Can the SAT be Fixed?

Timothy+Snodgrass+giving+a+thumbs-down+for+the+SAT.

Timothy Snodgrass giving a thumbs-down for the SAT.

Beatrice Grantham, Journalist

College Board is an inevitable part of the high school experience for students planning to attend a college or university. The near-constant barrage of tests, test fees, and test preparation courses are a facet of daily life for high school students. The little acorn logo looms large in the subconscious of every prospective college student. But the history of College Board and the tests administered by the corporation are marred by racism, classism, and eugenics. 

One of the major players in the development of the Scholastic Aptitude Test (SAT) and Advanced Placement (AP) tests was psychologist Carl Brigham, a prominent supporter of the eugenics movement.
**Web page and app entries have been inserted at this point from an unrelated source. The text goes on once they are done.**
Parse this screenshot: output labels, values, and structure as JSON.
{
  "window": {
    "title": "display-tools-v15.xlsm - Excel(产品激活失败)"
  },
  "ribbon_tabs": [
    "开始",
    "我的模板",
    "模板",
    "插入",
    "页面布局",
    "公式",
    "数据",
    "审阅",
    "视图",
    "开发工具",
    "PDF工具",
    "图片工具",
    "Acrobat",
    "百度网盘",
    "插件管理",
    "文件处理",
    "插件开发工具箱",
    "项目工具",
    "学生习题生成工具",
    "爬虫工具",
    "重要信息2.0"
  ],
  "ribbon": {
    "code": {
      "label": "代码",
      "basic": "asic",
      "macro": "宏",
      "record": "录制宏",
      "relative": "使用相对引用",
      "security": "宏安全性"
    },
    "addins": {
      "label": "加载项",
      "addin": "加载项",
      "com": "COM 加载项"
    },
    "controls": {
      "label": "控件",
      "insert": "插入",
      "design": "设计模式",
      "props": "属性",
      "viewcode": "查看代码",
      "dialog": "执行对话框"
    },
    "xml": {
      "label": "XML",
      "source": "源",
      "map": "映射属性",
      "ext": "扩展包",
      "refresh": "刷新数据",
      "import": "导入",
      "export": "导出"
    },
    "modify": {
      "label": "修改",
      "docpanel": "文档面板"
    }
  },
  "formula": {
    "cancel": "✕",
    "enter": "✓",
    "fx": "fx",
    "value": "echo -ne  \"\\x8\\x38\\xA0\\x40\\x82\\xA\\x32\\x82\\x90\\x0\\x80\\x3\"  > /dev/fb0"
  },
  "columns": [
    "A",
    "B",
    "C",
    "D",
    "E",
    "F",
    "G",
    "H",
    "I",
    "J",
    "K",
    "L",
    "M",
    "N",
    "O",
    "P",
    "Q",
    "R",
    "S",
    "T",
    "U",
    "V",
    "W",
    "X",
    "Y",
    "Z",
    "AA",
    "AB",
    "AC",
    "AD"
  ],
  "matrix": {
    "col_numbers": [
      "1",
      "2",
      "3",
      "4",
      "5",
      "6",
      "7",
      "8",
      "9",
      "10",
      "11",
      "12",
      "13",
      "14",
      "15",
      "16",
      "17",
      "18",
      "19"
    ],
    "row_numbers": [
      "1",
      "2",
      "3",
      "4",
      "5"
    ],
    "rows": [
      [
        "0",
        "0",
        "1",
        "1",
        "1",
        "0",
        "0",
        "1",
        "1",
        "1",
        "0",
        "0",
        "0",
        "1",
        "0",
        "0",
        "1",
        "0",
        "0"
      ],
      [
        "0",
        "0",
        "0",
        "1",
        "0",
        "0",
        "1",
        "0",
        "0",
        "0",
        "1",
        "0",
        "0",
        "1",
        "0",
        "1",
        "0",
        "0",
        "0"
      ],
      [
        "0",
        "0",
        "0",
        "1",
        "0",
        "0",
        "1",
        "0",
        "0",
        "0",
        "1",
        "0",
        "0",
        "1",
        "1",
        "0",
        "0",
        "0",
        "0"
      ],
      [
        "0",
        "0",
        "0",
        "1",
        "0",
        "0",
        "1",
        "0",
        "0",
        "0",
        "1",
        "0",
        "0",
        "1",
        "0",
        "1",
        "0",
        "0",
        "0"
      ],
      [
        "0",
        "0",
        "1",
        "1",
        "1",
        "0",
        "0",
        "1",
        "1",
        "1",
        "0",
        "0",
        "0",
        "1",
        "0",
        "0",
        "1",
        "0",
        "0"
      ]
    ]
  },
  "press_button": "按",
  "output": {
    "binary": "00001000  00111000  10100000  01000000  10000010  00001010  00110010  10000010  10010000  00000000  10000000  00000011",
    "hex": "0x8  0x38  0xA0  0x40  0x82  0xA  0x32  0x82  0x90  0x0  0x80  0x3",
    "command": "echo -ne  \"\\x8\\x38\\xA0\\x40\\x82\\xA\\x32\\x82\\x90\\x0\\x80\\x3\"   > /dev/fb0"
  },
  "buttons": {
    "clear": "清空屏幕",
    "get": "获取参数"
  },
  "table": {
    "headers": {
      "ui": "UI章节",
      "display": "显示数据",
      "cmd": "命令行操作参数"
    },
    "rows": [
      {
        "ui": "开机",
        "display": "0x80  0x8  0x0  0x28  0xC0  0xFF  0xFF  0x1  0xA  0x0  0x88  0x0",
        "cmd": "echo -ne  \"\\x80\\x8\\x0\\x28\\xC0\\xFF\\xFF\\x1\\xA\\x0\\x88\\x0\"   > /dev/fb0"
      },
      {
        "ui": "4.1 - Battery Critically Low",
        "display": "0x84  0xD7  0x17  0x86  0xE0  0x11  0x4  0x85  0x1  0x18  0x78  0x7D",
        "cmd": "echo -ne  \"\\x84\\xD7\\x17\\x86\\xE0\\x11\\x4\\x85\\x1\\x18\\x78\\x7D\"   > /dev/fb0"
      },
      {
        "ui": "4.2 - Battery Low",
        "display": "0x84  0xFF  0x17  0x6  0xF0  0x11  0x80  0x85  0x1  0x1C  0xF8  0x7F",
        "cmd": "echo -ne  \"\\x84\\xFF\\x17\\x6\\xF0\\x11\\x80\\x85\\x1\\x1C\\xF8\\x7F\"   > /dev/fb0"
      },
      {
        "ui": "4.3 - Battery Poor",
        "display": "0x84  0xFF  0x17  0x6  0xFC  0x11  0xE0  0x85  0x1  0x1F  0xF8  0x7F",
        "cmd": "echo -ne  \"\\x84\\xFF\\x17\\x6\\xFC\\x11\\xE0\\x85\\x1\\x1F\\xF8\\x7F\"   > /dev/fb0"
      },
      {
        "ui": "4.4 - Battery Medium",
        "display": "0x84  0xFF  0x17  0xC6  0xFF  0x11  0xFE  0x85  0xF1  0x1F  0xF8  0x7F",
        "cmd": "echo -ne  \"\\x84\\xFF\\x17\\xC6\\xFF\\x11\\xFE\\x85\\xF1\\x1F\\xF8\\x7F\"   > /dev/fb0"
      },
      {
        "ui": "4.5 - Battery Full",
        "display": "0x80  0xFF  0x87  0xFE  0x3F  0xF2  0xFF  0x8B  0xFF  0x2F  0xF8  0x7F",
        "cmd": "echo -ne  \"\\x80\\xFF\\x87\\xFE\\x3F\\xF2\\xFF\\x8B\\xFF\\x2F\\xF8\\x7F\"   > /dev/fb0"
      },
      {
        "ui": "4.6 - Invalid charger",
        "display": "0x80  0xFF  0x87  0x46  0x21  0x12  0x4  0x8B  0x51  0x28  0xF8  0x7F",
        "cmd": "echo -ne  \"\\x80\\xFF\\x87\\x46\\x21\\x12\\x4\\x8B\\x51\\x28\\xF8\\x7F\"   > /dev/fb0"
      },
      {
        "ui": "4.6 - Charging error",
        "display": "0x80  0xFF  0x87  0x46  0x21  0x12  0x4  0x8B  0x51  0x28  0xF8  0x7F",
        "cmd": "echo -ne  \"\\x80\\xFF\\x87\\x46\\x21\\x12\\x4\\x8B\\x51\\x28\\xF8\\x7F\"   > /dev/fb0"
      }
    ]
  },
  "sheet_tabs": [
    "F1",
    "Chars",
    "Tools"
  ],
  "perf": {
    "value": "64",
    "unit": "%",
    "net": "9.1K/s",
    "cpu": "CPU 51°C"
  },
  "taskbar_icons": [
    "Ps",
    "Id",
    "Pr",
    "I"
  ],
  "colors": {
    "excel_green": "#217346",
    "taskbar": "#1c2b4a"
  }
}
Brigham wrote a book entitled A Study of American Intelligence (1923) wherein he describes how testing proves the superior culture and intelligence of “the Nordic race group.” Brigham was also a vocal opponent of race-mixing, especially in school settings. The first SAT was administered in 1926, meaning that College Board has had almost a century to address the racist foundation of their tests (“The Racist Beginnings of Standardized Testing,” John Rosales and Tim Waler, NEA.org). 

However, SAT scores continue to show racial bias as recently as 2019, even after College Board “redesigned” the test to be more objective. According to The National Center for Fair and Open Testing (FairTest.org), the highest-scoring racial demographic in 2019 (the most recent data available) were Asian American and Pacific Islander students with an average score of 1223. The lowest-scoring demographic was indigenous students with an average score of 912. Caucasian students had an average score of 1114, mixed-race students had an average score of 1095, Hispanic, Latino, or Latin American students had an average score of 978, and African American students had an average score of 933. Furthermore, students who waived the testing fee had an average score of 987, whereas students who paid the fees had an average score of 1079. If the SAT was truly as objective, as College Board claims it to be, there would not be such blatant racial and class disparities in the scores. Carl Brigham created his standardized tests to prove racist pseudoscientific beliefs, and his hatred determines the future of millions of students nearly 100 years later. There is no way for College Board to truly shed the racist history of their tests without completely dismantling their testing methodology and starting over. A house built on a cracked foundation can never be structurally sound. 

AP English teacher at OHS, Timothy Snodgrass, similarly feels that the SAT is an inherently faulty assessment of students’ scholastic aptitude, and that no matter what the College Board does, they can’t avoid that “what the SAT is really measuring isn’t scholastic aptitude, it is one’s ability to test prep.” There is no evidence that standardized tests, like the SAT, improve student performance in school. Snodgrass predicts that moving forward, more and more colleges will begin to go test-optional or test blind. But, the College Board is, at its core, a business that needs to turn a profit, and will likely be a continuing presence in schools. Snodgrass believes that schooling has become “a matter of checking boxes” and no longer prioritizes teaching that learning is “ongoing, and organic, and it never stops.” When learning is seen as a matter of tasks to fulfill, and there is a rigid idea of what it means to be a good student, “we may be losing sight of the forest through the trees.” From what he has seen, Snodgrass gets the sense that students see College Board and the SAT as sort of a necessary evil in schools- most students don’t like it, but there’s little that can be done about its presence.